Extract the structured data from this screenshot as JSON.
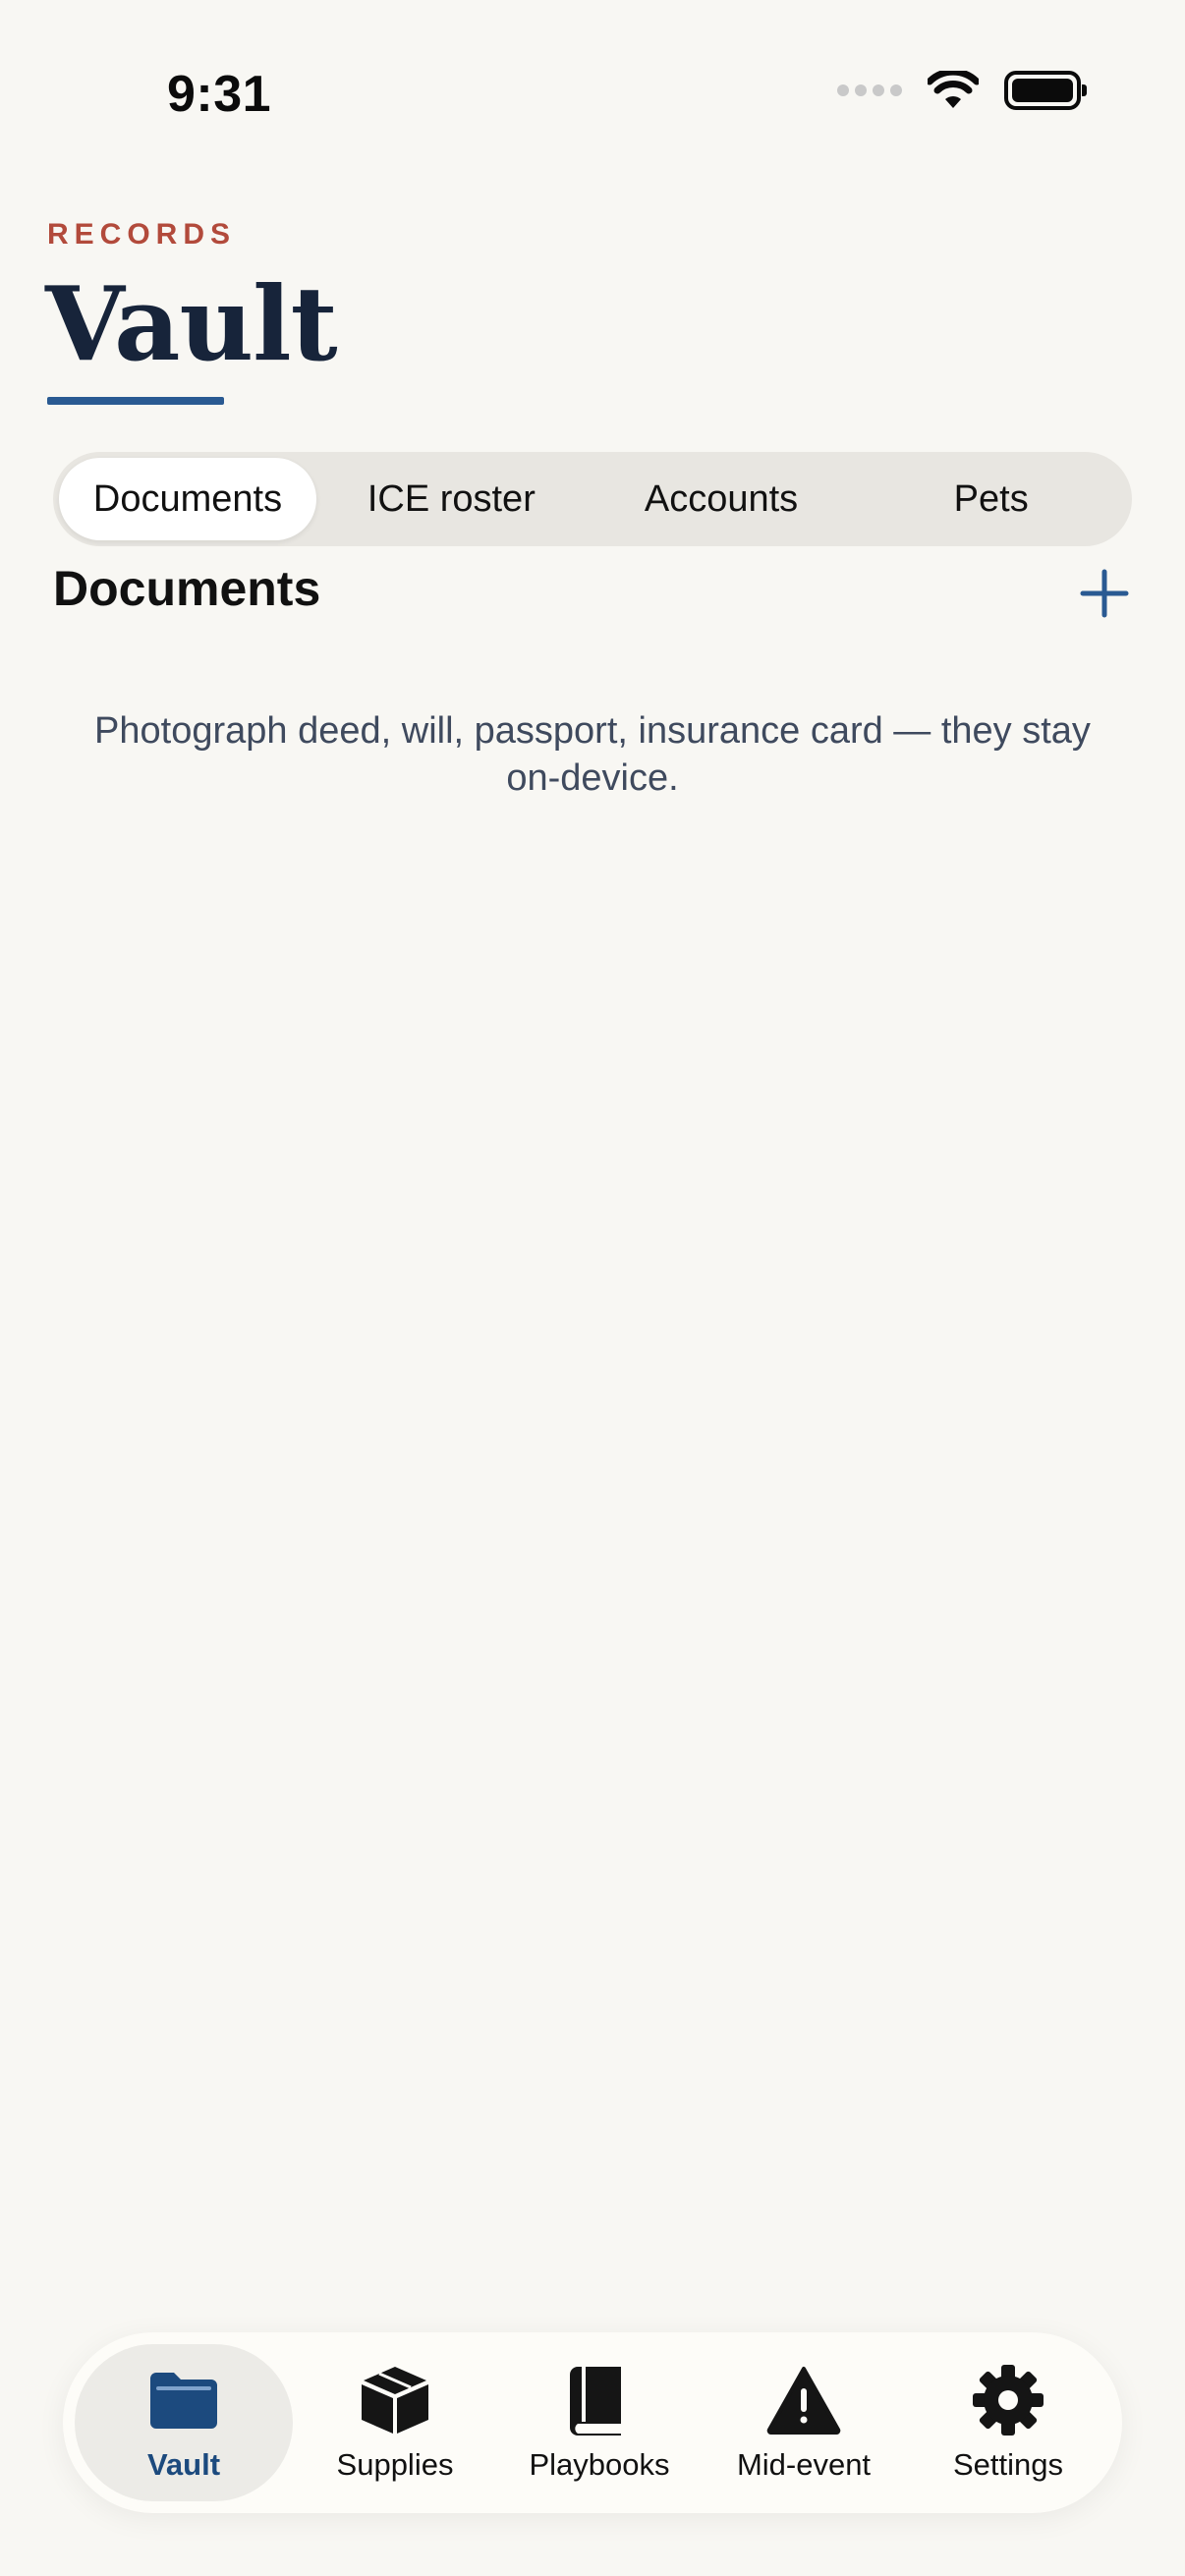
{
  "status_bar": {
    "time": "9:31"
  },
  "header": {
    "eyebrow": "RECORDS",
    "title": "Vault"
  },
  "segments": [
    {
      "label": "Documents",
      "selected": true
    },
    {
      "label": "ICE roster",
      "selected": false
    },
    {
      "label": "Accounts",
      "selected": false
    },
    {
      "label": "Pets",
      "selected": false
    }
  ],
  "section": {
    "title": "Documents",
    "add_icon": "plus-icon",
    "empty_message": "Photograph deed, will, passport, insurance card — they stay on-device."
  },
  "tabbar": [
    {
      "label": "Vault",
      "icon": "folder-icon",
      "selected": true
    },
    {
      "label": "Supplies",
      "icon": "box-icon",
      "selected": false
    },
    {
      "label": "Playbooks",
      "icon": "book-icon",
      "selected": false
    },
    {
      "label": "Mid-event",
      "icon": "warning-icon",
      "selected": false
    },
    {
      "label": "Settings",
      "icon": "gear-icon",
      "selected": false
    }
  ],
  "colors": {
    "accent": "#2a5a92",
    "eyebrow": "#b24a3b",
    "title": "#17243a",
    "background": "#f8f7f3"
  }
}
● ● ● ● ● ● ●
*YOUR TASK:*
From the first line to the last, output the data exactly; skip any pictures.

*TASK RESULT:*
Extract the structured data from this screenshot as JSON.
{
  "status_bar": {
    "time": "9:31"
  },
  "header": {
    "eyebrow": "RECORDS",
    "title": "Vault"
  },
  "segments": [
    {
      "label": "Documents",
      "selected": true
    },
    {
      "label": "ICE roster",
      "selected": false
    },
    {
      "label": "Accounts",
      "selected": false
    },
    {
      "label": "Pets",
      "selected": false
    }
  ],
  "section": {
    "title": "Documents",
    "add_icon": "plus-icon",
    "empty_message": "Photograph deed, will, passport, insurance card — they stay on-device."
  },
  "tabbar": [
    {
      "label": "Vault",
      "icon": "folder-icon",
      "selected": true
    },
    {
      "label": "Supplies",
      "icon": "box-icon",
      "selected": false
    },
    {
      "label": "Playbooks",
      "icon": "book-icon",
      "selected": false
    },
    {
      "label": "Mid-event",
      "icon": "warning-icon",
      "selected": false
    },
    {
      "label": "Settings",
      "icon": "gear-icon",
      "selected": false
    }
  ],
  "colors": {
    "accent": "#2a5a92",
    "eyebrow": "#b24a3b",
    "title": "#17243a",
    "background": "#f8f7f3"
  }
}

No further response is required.